After a rather laboured introductory segment in which Sam grills a bunch of suspects, the game then struggles to hit the heights in any of the subsequent scenes. The usually sharp gags don't quite have the same laugh-out-loud appeal as usual, and far too many of the conversations are dragged to breaking point.
To compound matters, many of the ideas, characters and puzzle mechanics introduced previously are recycled, and the freshness that breezily blew through the first few hours is replaced by increasingly daft and nonsensical situations that don't even pretend to make sense. Telltale has quite literally lost the plot with this one.
By the time you're getting each and every character in the game to hail the glorious Sammun Mak for the 30th time of asking, you just want it to end. After such a fantastic introduction, we really didn't see this one coming. Did someone steal Telltale's brain?
Widgets Odyssey 1
- Minis (PSN) / £1.47
If you missed Frima's Flash-based platform puzzler when it was originally released back in 2007, let us enlighten you to some giddy bite-sized creativity.
Oddly reminiscent of nineties classic Another World, you find yourself dropped into an alien environment with no guidance, and no real sense of what to do other than to poke around and see what kills you.
Whether you're exploring the innards of an alien creature, controlling his brain, or just merrily picking up various objects, there's a joyous satisfaction to be had from the trial-and-error exploration. Set over four episodes, each has you controlling a different robot, with different mechanics and an entirely separate set of challenges, giving an unexpected freshness to the gameplay.
But despite its endearing cartoon cuteness, Widgets Odyssey's promise is cut down in its prime. With part two primed for August, there's a feeling that this would have made far more sense as a combined release. That said, Widgets Odyssey is well worth investigating - even if it's all over within an hour.
- PC and Mac (Steam) / £6.99
Given that most people appear to be unable to successfully navigate the average high street pavement without severe difficulty, a game which demands proficiency in 3D spatial visualisation might well be enough to frazzle the withered synapses of a large portion of the populace.
It all starts off innocuously enough. Tasked with rolling a ball around a series of three-dimensional environments, you simply have to pick up all the sunflowers and head to the exit gate. That is, until you find yourself dealing with a gameworld where gravity is a relative concept, and the surfaces you can roll onto dictate where is up, and where is down.

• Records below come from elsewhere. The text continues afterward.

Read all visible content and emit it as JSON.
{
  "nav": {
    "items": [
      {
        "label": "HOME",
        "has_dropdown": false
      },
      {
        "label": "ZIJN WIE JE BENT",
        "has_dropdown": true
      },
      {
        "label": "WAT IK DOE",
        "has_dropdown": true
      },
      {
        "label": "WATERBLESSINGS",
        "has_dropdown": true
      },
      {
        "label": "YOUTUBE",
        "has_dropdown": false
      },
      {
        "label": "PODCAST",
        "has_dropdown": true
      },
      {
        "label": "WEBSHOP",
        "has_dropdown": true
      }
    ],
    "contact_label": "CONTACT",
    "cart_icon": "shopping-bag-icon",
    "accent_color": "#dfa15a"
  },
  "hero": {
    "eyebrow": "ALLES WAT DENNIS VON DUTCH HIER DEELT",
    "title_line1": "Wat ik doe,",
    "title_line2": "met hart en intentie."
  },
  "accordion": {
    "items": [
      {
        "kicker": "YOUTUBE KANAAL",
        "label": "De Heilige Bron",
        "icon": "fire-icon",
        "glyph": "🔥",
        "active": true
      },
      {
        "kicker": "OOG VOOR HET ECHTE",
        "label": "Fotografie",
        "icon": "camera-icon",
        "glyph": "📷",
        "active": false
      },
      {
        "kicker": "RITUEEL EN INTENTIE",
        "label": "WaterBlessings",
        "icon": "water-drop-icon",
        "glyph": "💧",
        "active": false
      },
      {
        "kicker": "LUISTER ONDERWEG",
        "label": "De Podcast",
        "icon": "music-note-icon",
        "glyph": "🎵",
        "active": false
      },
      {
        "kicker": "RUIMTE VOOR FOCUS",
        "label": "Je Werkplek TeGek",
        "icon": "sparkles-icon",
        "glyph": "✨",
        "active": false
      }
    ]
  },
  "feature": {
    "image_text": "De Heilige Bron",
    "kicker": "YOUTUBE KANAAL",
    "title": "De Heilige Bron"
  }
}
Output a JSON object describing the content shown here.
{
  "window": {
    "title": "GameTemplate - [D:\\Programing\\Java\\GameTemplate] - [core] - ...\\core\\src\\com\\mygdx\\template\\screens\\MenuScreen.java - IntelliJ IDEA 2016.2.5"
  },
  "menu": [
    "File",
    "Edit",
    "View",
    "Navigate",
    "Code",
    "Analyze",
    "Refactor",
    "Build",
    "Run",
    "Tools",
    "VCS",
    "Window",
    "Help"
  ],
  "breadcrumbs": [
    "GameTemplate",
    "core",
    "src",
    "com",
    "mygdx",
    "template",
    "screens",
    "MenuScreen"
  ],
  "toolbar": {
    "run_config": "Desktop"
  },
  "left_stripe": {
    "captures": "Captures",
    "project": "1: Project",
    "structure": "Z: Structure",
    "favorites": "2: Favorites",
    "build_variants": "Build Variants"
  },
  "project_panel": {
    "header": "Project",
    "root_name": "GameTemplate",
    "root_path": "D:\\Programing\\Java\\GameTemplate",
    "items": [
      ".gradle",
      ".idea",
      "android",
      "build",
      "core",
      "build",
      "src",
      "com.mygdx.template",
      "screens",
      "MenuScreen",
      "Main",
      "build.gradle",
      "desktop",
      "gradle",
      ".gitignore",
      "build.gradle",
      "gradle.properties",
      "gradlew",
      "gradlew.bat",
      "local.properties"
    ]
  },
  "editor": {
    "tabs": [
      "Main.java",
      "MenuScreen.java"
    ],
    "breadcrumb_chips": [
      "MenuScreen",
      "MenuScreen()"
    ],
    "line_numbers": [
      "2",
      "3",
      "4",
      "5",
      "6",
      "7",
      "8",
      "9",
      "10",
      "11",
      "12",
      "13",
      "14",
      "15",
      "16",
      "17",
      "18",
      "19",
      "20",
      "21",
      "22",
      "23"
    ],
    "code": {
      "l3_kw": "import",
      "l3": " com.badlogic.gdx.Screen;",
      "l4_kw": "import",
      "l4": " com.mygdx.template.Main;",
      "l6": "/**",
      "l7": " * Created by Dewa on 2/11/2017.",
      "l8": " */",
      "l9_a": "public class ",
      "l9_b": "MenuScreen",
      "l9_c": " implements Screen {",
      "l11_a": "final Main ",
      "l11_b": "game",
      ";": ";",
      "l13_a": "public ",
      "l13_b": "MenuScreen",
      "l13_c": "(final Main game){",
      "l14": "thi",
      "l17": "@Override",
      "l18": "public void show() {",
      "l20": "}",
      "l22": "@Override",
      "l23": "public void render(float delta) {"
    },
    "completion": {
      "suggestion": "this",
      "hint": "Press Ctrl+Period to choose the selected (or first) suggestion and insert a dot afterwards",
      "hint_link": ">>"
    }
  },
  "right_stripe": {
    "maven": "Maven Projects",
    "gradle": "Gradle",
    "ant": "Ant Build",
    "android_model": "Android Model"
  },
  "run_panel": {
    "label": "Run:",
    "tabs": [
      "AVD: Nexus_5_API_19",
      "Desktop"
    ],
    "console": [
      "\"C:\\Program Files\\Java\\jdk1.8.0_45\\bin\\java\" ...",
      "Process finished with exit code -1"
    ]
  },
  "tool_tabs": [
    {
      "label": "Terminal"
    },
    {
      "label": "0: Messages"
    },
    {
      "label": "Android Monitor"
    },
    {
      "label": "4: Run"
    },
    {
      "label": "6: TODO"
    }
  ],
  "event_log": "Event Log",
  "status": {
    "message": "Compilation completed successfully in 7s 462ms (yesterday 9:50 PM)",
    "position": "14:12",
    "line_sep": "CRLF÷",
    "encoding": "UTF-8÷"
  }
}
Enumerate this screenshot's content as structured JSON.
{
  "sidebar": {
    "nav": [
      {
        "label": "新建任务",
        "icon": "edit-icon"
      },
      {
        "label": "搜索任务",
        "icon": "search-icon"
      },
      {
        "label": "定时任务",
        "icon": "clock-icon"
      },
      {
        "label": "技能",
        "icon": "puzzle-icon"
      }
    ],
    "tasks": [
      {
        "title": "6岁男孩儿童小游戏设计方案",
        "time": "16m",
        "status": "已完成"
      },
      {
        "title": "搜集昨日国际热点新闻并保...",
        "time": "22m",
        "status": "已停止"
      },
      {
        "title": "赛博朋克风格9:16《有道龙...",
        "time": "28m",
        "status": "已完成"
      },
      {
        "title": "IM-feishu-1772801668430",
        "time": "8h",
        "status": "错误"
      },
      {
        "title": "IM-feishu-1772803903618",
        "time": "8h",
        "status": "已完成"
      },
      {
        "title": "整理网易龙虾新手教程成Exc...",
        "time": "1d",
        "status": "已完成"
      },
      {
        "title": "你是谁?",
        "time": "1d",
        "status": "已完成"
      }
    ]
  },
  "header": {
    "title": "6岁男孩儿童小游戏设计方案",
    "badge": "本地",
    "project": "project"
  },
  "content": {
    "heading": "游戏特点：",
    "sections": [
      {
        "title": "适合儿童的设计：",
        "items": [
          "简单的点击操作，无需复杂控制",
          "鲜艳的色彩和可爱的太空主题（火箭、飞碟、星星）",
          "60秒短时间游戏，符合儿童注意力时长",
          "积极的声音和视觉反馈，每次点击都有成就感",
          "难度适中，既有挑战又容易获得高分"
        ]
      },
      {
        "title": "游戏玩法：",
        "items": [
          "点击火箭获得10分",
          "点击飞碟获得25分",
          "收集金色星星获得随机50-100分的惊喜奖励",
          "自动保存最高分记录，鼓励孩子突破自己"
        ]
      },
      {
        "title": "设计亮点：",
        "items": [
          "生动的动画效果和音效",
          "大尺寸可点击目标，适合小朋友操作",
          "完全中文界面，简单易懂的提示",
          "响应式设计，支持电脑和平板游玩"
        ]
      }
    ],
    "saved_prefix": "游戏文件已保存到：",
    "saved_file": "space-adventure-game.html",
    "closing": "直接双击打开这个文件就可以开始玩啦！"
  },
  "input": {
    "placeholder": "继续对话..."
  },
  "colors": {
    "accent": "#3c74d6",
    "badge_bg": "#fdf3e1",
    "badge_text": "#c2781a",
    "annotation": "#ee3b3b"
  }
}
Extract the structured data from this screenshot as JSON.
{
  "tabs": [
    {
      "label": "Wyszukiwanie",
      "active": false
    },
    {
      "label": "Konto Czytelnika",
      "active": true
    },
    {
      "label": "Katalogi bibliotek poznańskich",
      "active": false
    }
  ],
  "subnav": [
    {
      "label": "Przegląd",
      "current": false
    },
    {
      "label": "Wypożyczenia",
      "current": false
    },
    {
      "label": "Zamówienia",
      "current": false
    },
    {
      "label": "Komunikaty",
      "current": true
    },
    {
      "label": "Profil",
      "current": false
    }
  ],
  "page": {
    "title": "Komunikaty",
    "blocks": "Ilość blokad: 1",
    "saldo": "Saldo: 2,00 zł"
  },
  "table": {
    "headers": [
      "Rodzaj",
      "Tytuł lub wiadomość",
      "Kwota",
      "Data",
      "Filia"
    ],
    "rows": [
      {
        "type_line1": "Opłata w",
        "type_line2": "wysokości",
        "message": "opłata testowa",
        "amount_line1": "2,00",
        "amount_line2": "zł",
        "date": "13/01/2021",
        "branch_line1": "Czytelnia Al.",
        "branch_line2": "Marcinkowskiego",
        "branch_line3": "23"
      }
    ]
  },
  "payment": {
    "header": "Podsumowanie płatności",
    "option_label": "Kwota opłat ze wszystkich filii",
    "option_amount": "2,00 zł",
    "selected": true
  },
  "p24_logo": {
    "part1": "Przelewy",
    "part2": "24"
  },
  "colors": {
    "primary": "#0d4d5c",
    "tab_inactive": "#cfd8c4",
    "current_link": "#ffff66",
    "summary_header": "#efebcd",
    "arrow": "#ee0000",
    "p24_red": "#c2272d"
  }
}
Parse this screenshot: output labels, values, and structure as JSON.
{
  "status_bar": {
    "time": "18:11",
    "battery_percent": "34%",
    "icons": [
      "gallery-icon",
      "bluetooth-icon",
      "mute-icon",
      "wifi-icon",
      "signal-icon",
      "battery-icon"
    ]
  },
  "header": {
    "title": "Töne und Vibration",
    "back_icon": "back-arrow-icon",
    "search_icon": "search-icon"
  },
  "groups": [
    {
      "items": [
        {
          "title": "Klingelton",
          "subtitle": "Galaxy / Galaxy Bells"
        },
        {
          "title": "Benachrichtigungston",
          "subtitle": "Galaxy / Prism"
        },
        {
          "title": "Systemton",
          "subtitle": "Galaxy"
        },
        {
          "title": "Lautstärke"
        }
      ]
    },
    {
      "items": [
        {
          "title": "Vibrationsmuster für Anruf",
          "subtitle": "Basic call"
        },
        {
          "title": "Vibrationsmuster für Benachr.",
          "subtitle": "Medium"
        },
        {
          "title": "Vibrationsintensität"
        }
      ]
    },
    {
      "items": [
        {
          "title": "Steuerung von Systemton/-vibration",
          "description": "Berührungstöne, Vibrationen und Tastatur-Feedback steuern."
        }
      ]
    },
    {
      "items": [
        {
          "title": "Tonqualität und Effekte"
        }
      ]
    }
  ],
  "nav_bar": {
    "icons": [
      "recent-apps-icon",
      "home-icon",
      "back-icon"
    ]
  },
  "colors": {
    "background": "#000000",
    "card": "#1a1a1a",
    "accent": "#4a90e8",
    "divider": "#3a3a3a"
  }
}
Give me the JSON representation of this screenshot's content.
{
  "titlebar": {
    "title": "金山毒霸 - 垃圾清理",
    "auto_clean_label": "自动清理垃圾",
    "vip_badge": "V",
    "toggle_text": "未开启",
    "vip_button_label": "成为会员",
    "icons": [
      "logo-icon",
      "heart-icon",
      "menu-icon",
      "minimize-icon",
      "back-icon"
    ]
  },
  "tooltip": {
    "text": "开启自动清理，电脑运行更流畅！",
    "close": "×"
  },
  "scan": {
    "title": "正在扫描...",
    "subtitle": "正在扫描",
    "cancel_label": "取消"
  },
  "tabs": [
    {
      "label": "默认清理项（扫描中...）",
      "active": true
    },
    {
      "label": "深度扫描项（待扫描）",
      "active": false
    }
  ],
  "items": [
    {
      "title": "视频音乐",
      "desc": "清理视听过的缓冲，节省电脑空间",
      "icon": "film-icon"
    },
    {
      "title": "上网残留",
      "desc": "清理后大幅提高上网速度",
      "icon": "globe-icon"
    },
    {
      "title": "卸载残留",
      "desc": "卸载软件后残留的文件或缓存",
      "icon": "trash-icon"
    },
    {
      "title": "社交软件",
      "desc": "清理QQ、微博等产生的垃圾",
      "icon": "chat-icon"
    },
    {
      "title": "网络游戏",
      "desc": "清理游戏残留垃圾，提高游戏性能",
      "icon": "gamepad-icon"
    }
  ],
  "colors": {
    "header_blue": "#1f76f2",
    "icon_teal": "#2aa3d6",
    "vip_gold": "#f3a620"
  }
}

Resplendent in a beautiful pixellated retro theme with a backdrop of chiptune bleeps, Puzzle Dimension sees you plotting a careful path over hazard-strewn tiles, activating pressure plates and bounding over one-way lanes, fiery traps and crumbling tiles while trying to pick the increasingly elusive sunflowers. This isn't the way Paul Weller imagined it.
Curving ramps lead you up and over to the underside of the playing area, which causes initial confusion, but with patient trial and error you start to rewire your brain's understanding of 3D space and the rules that govern it. Before you know it, you're navigating the winding maze-like 3D structures with aplomb, unpicking their devious secrets.
With places on the worldwide leaderboard up for grabs, completing each of the 100 levels is only part of the challenge. Could Doctor Entertainment have come up with the Trials of puzzle gaming? Buy it now, rewire your ailing brain and find out.